The Mink is a large, brown, semi-aquatic weasel. Males are 20 – 24 inches long, females about one-fifth smaller. Mink are dark brown, slightly paler beneath, with the tip of the tail nearly black. Their toes are partially webbed.
Minks live statewide in Colorado but are most abundant in the mountains, near beaver ponds. The beaver pond provides still-water habitat and an abundance of food on the plains.
Minks live in burrows, dens of muskrats, or tree hollows but are only weak burrowers.
Minks primarily eat muskrats, nestling waterfowl, frogs, salamanders, fish, beaver kits and insects, crayfish may be a staple in season. Mink kill more food than they can eat at once, and excess food is stored, especially in winter.
Breeding occurs in summer, but implantation of embryos is delayed.
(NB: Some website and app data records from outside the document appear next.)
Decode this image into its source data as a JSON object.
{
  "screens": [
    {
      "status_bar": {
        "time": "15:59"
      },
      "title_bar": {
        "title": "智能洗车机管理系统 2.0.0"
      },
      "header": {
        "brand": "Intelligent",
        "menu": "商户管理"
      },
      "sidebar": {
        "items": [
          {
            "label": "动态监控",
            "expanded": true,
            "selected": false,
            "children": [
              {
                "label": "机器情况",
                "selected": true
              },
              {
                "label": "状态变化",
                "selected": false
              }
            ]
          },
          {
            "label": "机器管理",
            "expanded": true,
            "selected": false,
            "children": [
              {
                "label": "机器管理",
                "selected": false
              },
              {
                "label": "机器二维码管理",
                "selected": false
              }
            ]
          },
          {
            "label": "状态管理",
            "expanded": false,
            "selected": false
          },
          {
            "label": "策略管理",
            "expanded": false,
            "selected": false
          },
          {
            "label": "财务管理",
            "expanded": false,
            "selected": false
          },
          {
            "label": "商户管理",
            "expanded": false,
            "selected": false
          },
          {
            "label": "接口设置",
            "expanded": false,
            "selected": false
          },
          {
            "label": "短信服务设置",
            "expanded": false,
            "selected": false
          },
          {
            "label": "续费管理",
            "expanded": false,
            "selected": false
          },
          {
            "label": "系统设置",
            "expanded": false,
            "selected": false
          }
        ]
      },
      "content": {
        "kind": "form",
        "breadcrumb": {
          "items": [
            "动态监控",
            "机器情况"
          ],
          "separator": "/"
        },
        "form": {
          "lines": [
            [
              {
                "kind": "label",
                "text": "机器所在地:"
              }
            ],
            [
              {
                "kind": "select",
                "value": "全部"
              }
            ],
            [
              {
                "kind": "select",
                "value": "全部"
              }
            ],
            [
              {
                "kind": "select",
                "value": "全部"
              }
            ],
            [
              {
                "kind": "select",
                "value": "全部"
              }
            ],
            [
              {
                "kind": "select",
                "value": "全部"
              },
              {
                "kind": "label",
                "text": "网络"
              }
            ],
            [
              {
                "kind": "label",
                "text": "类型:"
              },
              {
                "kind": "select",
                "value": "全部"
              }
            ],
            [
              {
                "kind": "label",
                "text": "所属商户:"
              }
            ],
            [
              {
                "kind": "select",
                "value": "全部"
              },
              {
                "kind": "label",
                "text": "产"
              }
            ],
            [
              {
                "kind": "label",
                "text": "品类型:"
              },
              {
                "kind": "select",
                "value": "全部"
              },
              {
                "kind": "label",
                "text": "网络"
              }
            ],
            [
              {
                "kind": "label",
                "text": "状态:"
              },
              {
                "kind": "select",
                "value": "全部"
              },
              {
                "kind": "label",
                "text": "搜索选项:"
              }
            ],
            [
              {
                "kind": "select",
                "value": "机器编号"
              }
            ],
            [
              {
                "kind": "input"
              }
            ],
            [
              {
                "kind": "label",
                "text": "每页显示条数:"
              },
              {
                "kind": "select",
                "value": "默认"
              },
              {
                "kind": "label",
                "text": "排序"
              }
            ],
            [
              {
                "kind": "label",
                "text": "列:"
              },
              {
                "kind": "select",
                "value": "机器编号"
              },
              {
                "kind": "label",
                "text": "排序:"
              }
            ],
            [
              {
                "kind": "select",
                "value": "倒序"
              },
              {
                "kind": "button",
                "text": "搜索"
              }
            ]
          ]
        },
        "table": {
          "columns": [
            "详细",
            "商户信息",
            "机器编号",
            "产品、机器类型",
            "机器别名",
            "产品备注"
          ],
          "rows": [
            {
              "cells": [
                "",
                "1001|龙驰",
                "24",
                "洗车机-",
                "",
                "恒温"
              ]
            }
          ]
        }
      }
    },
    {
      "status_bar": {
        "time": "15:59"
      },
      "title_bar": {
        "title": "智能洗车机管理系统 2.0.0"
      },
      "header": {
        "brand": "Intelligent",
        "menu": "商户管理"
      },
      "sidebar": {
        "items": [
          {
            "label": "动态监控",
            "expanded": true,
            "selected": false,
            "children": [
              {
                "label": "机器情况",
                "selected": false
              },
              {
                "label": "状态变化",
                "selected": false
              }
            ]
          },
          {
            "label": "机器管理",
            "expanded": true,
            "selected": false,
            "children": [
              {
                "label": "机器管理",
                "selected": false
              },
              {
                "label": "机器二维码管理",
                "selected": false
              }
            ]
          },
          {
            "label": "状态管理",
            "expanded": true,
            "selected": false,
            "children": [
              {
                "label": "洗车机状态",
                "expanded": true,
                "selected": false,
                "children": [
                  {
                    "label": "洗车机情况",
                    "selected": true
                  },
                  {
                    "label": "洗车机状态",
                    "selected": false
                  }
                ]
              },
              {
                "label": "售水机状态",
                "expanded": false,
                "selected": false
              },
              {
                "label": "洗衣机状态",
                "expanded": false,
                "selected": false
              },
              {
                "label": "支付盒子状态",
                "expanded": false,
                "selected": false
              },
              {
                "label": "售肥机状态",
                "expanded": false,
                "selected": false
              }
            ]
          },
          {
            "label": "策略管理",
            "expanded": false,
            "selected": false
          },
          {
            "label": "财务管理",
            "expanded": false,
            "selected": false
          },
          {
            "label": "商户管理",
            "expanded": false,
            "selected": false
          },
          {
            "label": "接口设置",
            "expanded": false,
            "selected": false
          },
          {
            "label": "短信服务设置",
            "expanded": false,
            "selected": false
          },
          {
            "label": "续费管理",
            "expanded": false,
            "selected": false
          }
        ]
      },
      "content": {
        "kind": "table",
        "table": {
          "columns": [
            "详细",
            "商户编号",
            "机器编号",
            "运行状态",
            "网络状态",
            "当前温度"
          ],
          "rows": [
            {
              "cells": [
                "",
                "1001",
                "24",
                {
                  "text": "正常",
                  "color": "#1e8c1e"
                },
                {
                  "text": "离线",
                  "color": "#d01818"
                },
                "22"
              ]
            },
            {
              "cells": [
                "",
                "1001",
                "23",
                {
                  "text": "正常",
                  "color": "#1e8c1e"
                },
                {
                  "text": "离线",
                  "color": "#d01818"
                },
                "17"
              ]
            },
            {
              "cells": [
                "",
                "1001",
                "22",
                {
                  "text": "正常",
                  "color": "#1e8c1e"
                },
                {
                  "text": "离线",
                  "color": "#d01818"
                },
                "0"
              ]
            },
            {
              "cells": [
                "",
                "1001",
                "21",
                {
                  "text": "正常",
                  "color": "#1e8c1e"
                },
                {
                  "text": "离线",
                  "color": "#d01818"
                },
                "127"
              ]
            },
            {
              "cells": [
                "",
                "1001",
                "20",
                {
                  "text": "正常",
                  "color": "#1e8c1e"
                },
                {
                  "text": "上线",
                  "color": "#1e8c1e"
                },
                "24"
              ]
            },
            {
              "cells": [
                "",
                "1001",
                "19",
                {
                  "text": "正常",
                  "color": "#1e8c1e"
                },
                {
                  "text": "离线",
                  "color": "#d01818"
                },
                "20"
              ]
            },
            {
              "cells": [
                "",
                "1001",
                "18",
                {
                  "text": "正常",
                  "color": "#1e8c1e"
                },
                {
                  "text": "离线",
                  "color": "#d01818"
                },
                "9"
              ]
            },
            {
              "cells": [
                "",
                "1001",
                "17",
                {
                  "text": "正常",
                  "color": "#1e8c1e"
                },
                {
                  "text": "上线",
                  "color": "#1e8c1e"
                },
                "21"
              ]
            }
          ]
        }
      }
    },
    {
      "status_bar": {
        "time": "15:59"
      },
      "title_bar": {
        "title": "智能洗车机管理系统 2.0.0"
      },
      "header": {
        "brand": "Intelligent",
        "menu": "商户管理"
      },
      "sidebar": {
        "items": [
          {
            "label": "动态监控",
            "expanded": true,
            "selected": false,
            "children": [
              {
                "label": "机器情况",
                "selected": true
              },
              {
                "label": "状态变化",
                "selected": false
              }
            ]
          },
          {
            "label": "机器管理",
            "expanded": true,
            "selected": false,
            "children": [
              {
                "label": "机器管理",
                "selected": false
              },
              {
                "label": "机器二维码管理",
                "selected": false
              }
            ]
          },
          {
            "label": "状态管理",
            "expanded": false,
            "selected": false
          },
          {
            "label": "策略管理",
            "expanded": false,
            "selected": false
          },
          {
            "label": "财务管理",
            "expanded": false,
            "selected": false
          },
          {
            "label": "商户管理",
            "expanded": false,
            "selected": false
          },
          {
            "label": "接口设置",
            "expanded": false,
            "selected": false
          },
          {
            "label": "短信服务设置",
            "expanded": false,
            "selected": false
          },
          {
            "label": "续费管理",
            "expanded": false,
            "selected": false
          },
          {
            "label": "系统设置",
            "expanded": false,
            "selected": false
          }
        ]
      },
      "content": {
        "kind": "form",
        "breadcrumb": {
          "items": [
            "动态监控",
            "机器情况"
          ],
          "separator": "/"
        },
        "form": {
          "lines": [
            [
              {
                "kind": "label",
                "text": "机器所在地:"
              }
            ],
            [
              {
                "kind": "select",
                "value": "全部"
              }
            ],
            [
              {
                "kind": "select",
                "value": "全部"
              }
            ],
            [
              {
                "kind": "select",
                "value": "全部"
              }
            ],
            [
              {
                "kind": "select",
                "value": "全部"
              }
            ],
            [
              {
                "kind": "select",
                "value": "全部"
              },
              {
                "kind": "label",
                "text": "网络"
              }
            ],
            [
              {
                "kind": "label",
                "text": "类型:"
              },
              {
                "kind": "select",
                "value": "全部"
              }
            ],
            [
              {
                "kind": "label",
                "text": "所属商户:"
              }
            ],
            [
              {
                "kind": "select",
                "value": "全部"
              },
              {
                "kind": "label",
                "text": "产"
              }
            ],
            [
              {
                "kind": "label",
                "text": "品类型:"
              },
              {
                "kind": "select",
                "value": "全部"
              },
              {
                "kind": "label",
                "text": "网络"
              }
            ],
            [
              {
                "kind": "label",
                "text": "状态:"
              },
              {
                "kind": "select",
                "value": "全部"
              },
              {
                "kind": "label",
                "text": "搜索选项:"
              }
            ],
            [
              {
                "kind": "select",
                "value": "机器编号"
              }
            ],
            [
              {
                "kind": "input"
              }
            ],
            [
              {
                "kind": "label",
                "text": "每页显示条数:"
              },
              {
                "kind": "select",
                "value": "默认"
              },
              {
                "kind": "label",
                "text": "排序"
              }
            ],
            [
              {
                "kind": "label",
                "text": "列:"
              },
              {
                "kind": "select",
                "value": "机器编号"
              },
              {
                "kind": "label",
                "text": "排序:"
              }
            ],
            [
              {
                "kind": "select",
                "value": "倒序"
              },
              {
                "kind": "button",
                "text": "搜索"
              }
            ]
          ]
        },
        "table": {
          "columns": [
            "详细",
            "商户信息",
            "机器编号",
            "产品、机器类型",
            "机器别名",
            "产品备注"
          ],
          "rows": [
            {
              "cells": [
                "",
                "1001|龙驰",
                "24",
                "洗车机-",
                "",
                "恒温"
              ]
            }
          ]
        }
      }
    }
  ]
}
Gestation takes five to ten weeks, with one to six (usually four) young born in April or May. Newborns are tiny but grow quite rapidly, doubling their weight five or six times to reach 40 percent of adult weight by the time they wean at seven weeks of age.